* _What the task asks_
Track down each line below containing the string "label" and copy it.

····················

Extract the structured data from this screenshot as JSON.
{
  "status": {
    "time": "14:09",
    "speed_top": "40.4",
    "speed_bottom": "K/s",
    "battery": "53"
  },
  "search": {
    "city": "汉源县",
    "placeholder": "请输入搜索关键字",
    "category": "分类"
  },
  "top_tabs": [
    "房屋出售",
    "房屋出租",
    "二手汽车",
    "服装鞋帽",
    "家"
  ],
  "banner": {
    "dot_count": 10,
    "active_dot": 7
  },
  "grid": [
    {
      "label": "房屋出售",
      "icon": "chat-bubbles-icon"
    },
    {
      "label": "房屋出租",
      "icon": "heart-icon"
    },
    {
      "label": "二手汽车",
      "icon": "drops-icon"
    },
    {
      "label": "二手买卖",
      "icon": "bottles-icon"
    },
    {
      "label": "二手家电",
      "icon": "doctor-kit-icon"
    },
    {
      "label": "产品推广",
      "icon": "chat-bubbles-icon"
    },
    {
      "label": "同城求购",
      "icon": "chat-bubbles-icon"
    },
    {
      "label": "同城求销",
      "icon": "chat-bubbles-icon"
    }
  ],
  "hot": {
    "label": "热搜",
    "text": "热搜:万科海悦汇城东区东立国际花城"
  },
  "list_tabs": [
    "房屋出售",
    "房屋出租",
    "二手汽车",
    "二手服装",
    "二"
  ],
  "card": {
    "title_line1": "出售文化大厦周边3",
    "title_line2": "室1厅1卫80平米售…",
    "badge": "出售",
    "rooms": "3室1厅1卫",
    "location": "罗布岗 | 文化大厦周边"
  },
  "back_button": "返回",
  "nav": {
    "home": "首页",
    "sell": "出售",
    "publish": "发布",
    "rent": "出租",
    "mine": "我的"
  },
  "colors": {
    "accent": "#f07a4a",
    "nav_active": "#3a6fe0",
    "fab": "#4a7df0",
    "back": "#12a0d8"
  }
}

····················

* _Answer to this problem_
      "label": "房屋出售",
      "label": "房屋出租",
      "label": "二手汽车",
      "label": "二手买卖",
      "label": "二手家电",
      "label": "产品推广",
      "label": "同城求购",
      "label": "同城求销",
    "label": "热搜",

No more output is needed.